In 2017, C-TRAN launched the region’s first BRT system, The Vine, on Vancouver’s Fourth Plain corridor. The Vine uses 60-foot articulated buses, improved stations, transit signal priority, level boarding platforms and other features to move passengers more efficiently and reliably on C-TRAN’s busiest corridor. The Vine had an immediate impact: Within the first year of operation, transit ridership on the Fourth Plain corridor jumped by 45 percent. Late departures dropped by 89 percent. Scheduled travel times dropped by 12 percent. And a host of new housing and other development injected millions of dollars in private investment on the corridor. Many projects cited The Vine as a key reason for the development.
BRT is more efficient
BRT borrows some of the features of light rail, but has the added flexibility of running on streets without needing a dedicated, fixed guideway. BRT buses are often longer and articulated with two or three doors on one or both sides, depending on the system. The buses are also built with low-floor entry to accommodate quick loading and unloading of passengers – including those using wheelchairs or with bikes. BRT stations are designed to enhance safety and security for riders and are typically open and well lit. Each BRT station is recognizable by its unique design, and carries the BRT system brand or identity. Some BRT buses are diesel-electric hybrids – including those on The Vine – and can reduce carbon emissions compared to regular diesel buses.

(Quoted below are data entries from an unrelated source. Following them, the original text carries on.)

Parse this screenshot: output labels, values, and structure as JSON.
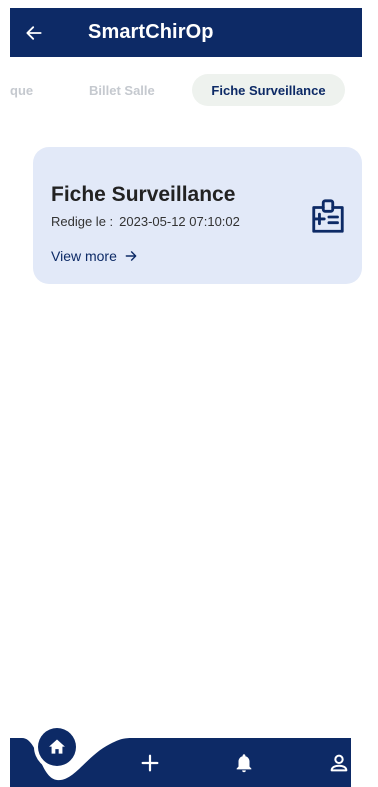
{
  "app": {
    "title": "SmartChirOp"
  },
  "tabs": [
    {
      "label": "que",
      "selected": false
    },
    {
      "label": "Billet Salle",
      "selected": false
    },
    {
      "label": "Fiche Surveillance",
      "selected": true
    }
  ],
  "card": {
    "title": "Fiche Surveillance",
    "date_label": "Redige le :",
    "date_value": "2023-05-12 07:10:02",
    "view_more": "View more",
    "icon": "medical-badge-icon"
  },
  "bottom_nav": {
    "items": [
      {
        "icon": "home-icon",
        "active": true
      },
      {
        "icon": "plus-icon",
        "active": false
      },
      {
        "icon": "bell-icon",
        "active": false
      },
      {
        "icon": "user-icon",
        "active": false
      }
    ]
  },
  "colors": {
    "primary": "#0d2a66",
    "card_bg": "#e2e9f8",
    "tab_selected_bg": "#eef2ee",
    "tab_inactive": "#c5c9cf"
  }
}
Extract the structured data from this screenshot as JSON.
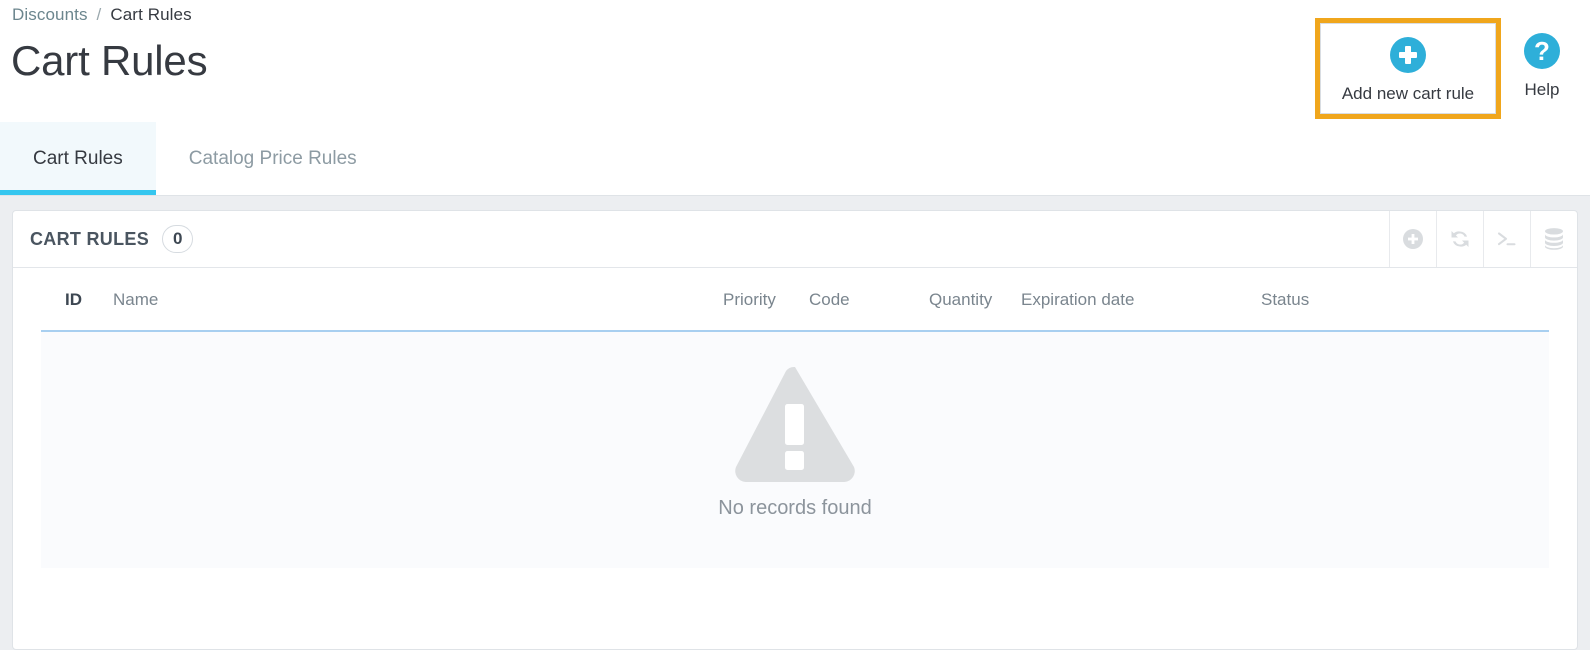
{
  "breadcrumb": {
    "parent": "Discounts",
    "separator": "/",
    "current": "Cart Rules"
  },
  "page": {
    "title": "Cart Rules"
  },
  "header_actions": {
    "add_rule": {
      "label": "Add new cart rule",
      "icon": "plus-circle-icon",
      "highlighted": true,
      "highlight_color": "#f0a61c"
    },
    "help": {
      "label": "Help",
      "icon": "question-circle-icon"
    },
    "accent_color": "#2eafd9"
  },
  "tabs": [
    {
      "label": "Cart Rules",
      "active": true
    },
    {
      "label": "Catalog Price Rules",
      "active": false
    }
  ],
  "panel": {
    "title": "CART RULES",
    "count": "0",
    "tools": [
      {
        "name": "add-icon",
        "title": "Add"
      },
      {
        "name": "refresh-icon",
        "title": "Refresh"
      },
      {
        "name": "terminal-icon",
        "title": "Console"
      },
      {
        "name": "database-icon",
        "title": "SQL manager"
      }
    ]
  },
  "table": {
    "columns": [
      "ID",
      "Name",
      "Priority",
      "Code",
      "Quantity",
      "Expiration date",
      "Status"
    ],
    "rows": [],
    "empty_message": "No records found",
    "empty_icon": "warning-triangle-icon"
  }
}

BRT can accommodate more riders by using larger vehicles and greater frequency. The Vine operates on a 10-minute frequency during peak times, and has benefited from special queue jump signals at two locations on the Fourth Plain corridor to reduce travel times – even while moving more passengers.
Paying fares on BRT
Rather than paying as you board the bus, BRT fares are paid in advance at the platform. Passengers can use ticket vending machines to pay their fares before the bus arrives, then board the vehicle through multiple doors. Vine riders also have the option of tapping their Hop Fastpass cards or smart phones on the platform before they board. Many BRT systems can complete their stops in 15 seconds or less. A standard bus loading several passengers, each paying a fare as they board, can take several minutes.
Where else is BRT operating?
In addition to The Vine, other BRT systems are operating in numerous cities around the U.S. and the world. In the Northwest, King County Metro’s RapidRide serves the Seattle area. Community Transit in Snohomish County operates its Swift BRT line between Everett and Shoreline, Wash., with a second line under construction. In Oregon, Lane Transit District’s BRT network known as EmX serves the Eugene-Springfield area.
Coming soon: Mill Plain BRT
C-TRAN is currently developing its second BRT system, which will operate along Vancouver’s Mill Plain corridor. The process is currently in Phase One, and input from the public will help shape many of the decisions that have yet to be made on the project. To get involved, or to get more info on the project, contact C-TRAN at 360-906-7314.